In today’s political climate, it’s pointless to pretend that we aren’t, in some ways, a people divided. From the big picture to personal relationships to the workplace, tensions are high. It’s impossible to ask people not to have political opinions, and while private employers in most states are allowed to ban political discussion when it interferes with work, such policies are difficult to enforce and often come off as heavy-handed. Yet allowing political tensions to run amok in the workplace can seriously damage productivity, team dynamics, and employee satisfaction. Here are four key skills to teach company leaders for when tempers run hot.
Define and enforce expectations for behavior
They say an ounce of prevention is worth a pound of cure, and the same holds true for workplace conflict. If you haven’t already, review policies on acceptable behavior on the job with company leadership and discuss whether changes need to be made. This includes anti-discrimination, anti-harassment, and anti-retaliation policies, as well as your social media policy. Understanding what types of behaviors these policies cover, as well as how to effectively and fairly enforce them, will help leaders understand where and when to step in.
Don't shy away from conflict
No one likes to get between two arguing parties, but avoiding conflicts is a surefire way to get them to escalate. The key to learning how to mediate conflict effectively is to create and follow a procedure that forces the two parties to speak constructively.
- Just hope the conflict will go away
- Meet with the two parties separately
- Ignore the impact that the disagreement has on the rest of the team
- Attempt to change anyone’s viewpoint
- Meet with the conflicting parties together
- Stress that you will not choose sides and only want to resolve the conflict
- Shut down inappropriate behavior during the meeting, such as personal attacks and refusal to cooperate
- Leave the meeting with specific actions each party can take to avoid further conflict
Understand your employees' boundaries
Though a procedure helps when arguments do arise, there’s no cookie-cutter approach to solving workplace tension. Everyone reacts to stressful situations differently, and an employee whose impulse is to shut down when angry can’t be dealt with in the same way as one who needs to air their frustrations. Leaders should work on actively learning about their team and coaching them to understand their behaviors and breaking points.

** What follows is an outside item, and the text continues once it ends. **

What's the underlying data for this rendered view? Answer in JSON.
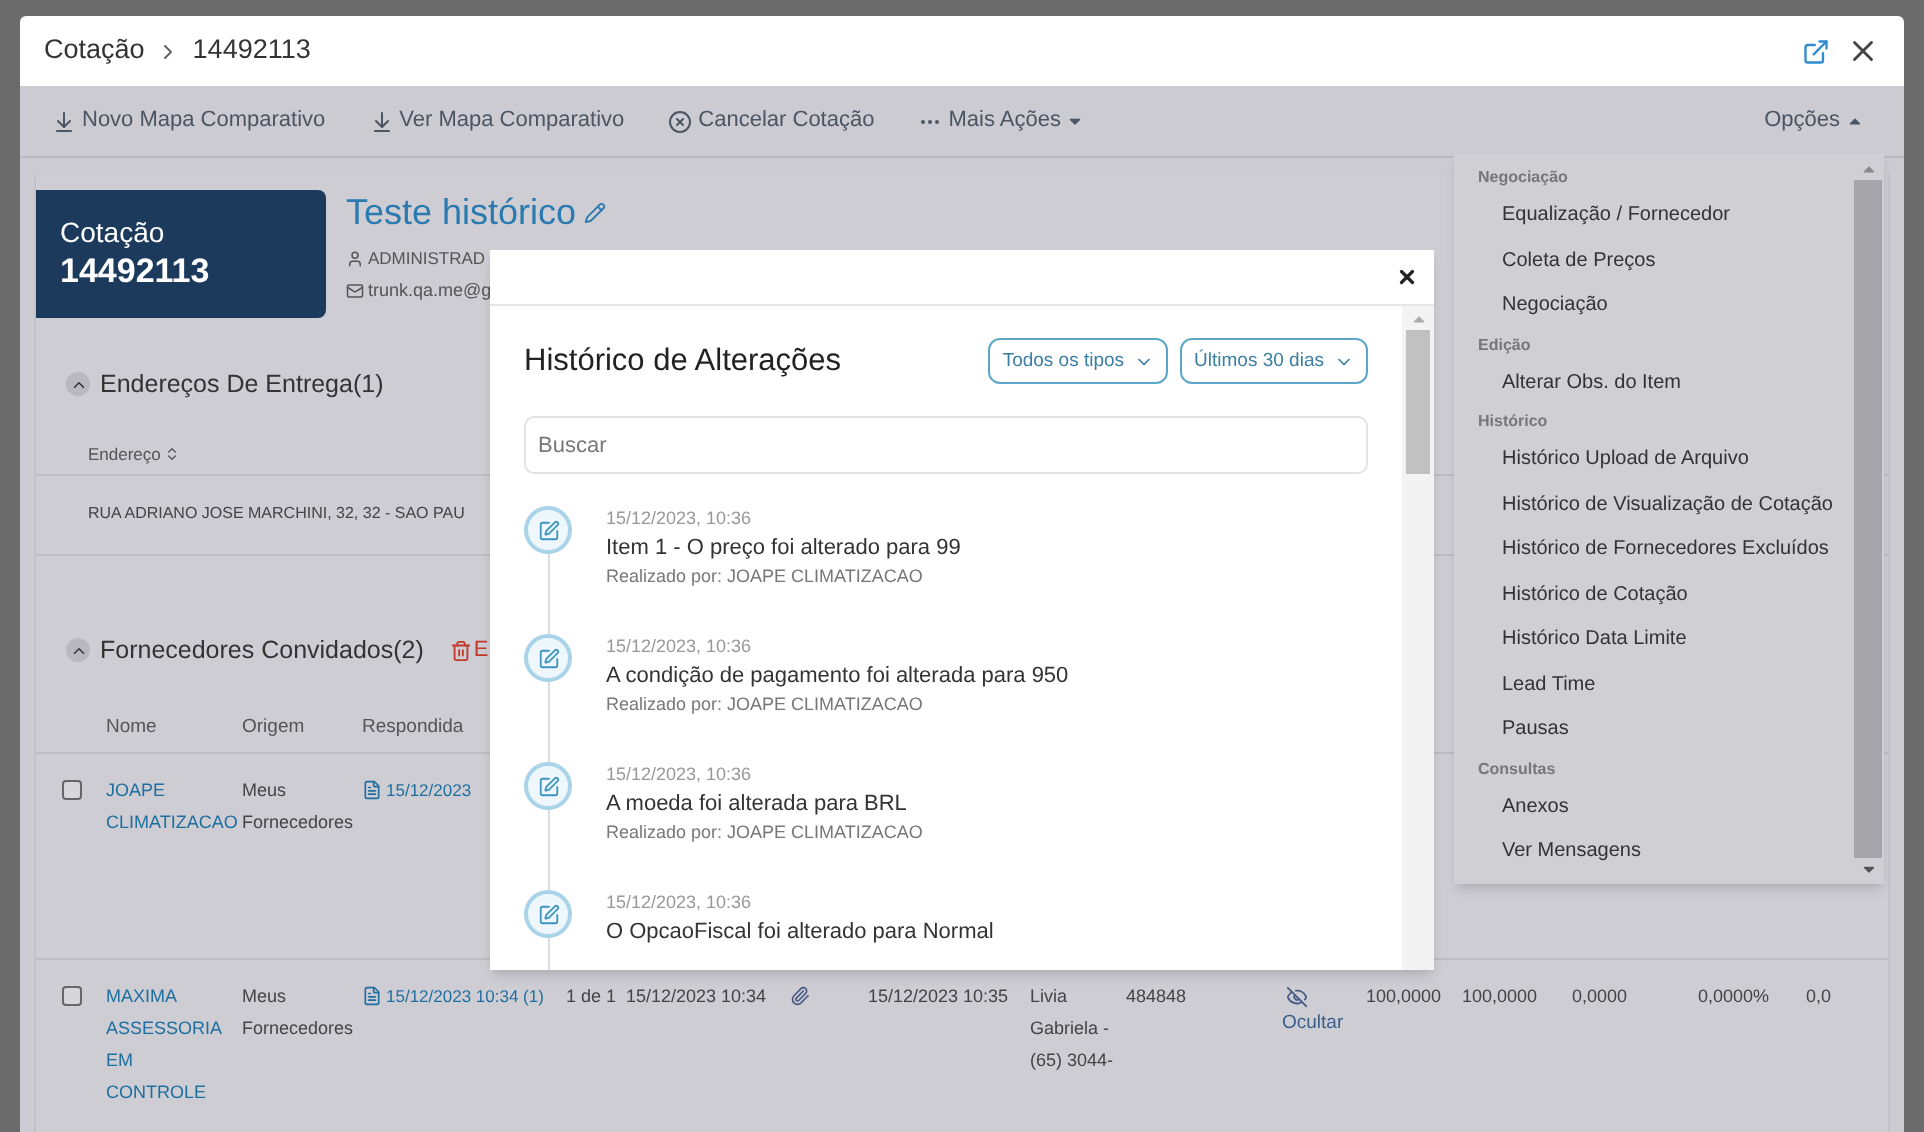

Of course, this is an area where it’s vital to lead from the front. Train your leaders to recognize their own boundaries, first, and encourage them not to hide them. Employees who see their managers mindfully reacting to tense situations will be more willing to listen when given the same advice. Be careful, though -- no one expects their leaders to be opinionless, but neither should they abuse positions of power and make their teams feel afraid to disagree.
Pass along the training to everyone
Just as leaders need to be trained to mediate political conflict in the workplace, every employee should be aware of the impact of disagreements. Once again, hoping arguments won’t happen is naive at best, and acknowledging the possibility for tension is the first step towards a work environment that feels safe and welcoming for people with different political viewpoints. Consider training materials or instructor-led training sessions such as interactive scenarios that put employees into other people’s shoes. Laying out the procedure for resolving conflicts, as well as the potential consequences, can help people decide for themselves how much of their politics they want to bring with them to work.
While today, cooperation can feel like an impossible dream, addressing the problem of political tension in the workplace can help combat divisiveness. Working with company leadership on policies, plans of action, and expectations for conflict mediation helps to ensure that while people may disagree, they can still work together.
Originally published January 25, 2018, updated February 1, 2022
Topics: Best Practices